Letters to Regulators
Security Holder Director Nominations
December 22, 2003
Jonathan G. Katz
Re: File No. S7-19-03; Security Holder Director Nominations
Dear Mr. Katz:
The Independent Community Bankers of America (ICBA) appreciates the opportunity to offer the following comments to the SEC on proposals to require companies to include shareholder nominees for director in company proxy materials under certain circumstances.
The proposed rules would require companies to include shareholder nominees for director in company proxy statements if one of two triggering events occur: more than thirty-five percent of shares voted at a special or annual meeting are "withhold" votes for a director, or a proposal made by a more than one percent shareholder to activate shareholder access receives a majority vote. If one of these events occurs, any group comprised of the holders of more than five percent of the company's stock would be able to place up to three director nominees (depending on the size of the board) in the company's proxy statement for two years.
ICBA opposes these proposed rules for a number of reasons. First, banks are still in the process of complying with all the SEC regulations issued under the Sarbanes-Oxley Act of 2002 (Sarbanes-Oxley) and the new listing requirements recently issued by the stock exchanges. They are still drafting committee charters and reconfiguring their boards and committees to meet the independence requirements. These new additional proposed requirements will only add to the substantial regulatory burden that public companies are currently experiencing. The SEC should defer action on these proposals until companies have had a chance comply with the new listing standards and the rules under Sarbanes-Oxley.

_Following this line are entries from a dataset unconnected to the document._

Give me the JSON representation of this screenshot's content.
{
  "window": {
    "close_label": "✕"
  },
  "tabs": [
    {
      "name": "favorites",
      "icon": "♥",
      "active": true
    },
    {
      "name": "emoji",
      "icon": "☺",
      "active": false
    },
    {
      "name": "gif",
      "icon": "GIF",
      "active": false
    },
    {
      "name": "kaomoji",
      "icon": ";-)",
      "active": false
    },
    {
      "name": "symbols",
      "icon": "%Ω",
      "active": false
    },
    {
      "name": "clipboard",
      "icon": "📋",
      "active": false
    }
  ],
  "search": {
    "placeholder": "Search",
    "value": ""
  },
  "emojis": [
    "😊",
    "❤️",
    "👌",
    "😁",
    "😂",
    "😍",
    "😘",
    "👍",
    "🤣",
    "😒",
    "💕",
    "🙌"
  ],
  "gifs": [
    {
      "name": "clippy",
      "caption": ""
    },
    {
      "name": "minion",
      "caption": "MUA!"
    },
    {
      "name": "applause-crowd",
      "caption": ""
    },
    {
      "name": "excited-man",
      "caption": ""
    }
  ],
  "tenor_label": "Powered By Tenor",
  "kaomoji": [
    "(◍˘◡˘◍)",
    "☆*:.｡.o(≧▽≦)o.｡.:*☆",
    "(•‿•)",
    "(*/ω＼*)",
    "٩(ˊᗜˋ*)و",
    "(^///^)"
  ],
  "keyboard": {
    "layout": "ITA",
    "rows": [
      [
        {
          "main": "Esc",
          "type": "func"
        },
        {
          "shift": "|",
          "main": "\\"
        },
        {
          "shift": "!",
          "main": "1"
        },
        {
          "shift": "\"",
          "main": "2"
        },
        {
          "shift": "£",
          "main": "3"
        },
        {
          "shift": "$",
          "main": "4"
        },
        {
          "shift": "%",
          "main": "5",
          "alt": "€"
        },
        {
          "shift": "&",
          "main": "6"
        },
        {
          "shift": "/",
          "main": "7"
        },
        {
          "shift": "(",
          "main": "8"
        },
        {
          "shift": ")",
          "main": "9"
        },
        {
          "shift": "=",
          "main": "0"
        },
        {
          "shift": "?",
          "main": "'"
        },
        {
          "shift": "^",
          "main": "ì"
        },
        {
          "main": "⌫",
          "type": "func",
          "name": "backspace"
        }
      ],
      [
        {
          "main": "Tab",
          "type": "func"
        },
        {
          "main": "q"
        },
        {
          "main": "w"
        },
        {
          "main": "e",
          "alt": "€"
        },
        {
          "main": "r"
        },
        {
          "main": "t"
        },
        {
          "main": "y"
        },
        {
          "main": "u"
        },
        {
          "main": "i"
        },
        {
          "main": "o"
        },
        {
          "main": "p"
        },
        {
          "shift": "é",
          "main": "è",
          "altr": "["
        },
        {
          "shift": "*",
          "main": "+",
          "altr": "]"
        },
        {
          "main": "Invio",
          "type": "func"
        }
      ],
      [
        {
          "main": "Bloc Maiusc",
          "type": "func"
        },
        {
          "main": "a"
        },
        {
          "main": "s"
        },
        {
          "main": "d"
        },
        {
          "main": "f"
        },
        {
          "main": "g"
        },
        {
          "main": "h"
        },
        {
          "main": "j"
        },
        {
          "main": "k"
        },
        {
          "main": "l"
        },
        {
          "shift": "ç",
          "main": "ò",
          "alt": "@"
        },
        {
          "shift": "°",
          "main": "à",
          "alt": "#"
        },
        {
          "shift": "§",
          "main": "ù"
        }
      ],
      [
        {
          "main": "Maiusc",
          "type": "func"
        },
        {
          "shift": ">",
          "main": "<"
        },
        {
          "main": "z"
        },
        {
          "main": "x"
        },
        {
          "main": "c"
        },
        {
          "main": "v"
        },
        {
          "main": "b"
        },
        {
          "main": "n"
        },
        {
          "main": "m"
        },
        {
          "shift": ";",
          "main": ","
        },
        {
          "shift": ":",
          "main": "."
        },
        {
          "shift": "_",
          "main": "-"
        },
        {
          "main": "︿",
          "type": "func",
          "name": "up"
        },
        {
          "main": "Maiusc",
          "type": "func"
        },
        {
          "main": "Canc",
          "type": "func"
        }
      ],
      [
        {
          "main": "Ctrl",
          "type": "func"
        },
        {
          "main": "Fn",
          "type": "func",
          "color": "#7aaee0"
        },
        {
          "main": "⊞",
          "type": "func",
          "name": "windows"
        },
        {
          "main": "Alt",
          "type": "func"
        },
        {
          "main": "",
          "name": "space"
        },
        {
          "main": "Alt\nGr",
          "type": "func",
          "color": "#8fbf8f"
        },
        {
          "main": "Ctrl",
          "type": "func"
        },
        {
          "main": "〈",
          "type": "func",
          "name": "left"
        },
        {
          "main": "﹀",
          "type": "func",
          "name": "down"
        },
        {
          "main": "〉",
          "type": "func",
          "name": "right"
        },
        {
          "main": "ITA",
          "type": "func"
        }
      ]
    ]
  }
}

Secondly, we question whether it is good corporate governance to require companies to include shareholder nominees in their proxy materials. Directors have a fiduciary interest to serve the shareholders and therefore should have free access to the proxy statement to nominate persons that they believe will serve the best interests of all shareholders. There are procedures already in place for shareholder groups to nominate candidates and wage contests for election. Allowing shareholders access to the proxy statement only encourages contests between directors and shareholder groups and will result in boards that are not accountable to all shareholders.
Thirdly, since the enactment of Sarbanes-Oxley, it has become increasingly difficult for many public companies, particularly community banks and bank holding companies, to attract qualified directors. These proposed rules will make it even more difficult. Directors nominated by the company will become less interested in serving in that capacity if their boards become more adversarial and elections will become more contested.
Fourthly, the institutional shareholders most likely to use these new proposed election contest rules will be the labor unions and public pension funds that have interests and agendas that often are different from the company's. Directors who are nominated by these special interest groups will end up politicizing the board and impeding the board's proper function.
Finally, we agree that those companies that are not "accelerated filers" (generally, those with an aggregate market value of less than $75 million) should be exempted from these proposed rules. As the SEC noted, more than 90% of the companies involved in shareholder proposals filed with the Commission during the 2002-2003 proxy season were accelerated filers. If the focus of the proposed rules is on companies that have an ineffective proxy process, then the rules should apply exclusively to the larger accelerated filers. Furthermore, these proposed rules will have a disproportionate impact on smaller companies with smaller boards and fewer shareholders. Managements of smaller companies would have a more difficult time coping with the legal complexity of these regulations and the expenses that would be associated with an election contest.
In conclusion, we urge the SEC at a minimum to postpone consideration of these proposals until public companies have had the chance to digest the numerous regulations and listing standards that have been issued under Sarbanes-Oxley and by the stock exchanges. ICBA also urges the SEC to reconsider the proposal since public companies and in particular, community banks and bank holding companies, will have a harder time attracting qualified directors. Election contests at annual meetings will become more common resulting in boards that are more politicized and less able to function properly. Furthermore, we agree that companies that are not accelerated filers should be exempted from the proposed rules. If you have questions or need any additional information, please contact Chris Cole, ICBA's regulatory counsel at 202-659-8111 or Chris.Cole@icba.org.
1 ICBA is the primary voice for the nation's community banks, representing 5,000 institutions at more than 17,000 locations nationwide. Community banks are independently owned and operated and are characterized by attention to customer service, lower fees and small business, agricultural and consumer lending. ICBA's members hold more than $511 billion in insured deposits, $624 billion in assets and more than $391 billion in loans for consumers, small businesses and farms. They employ nearly 231,000 citizens in the communities they serve.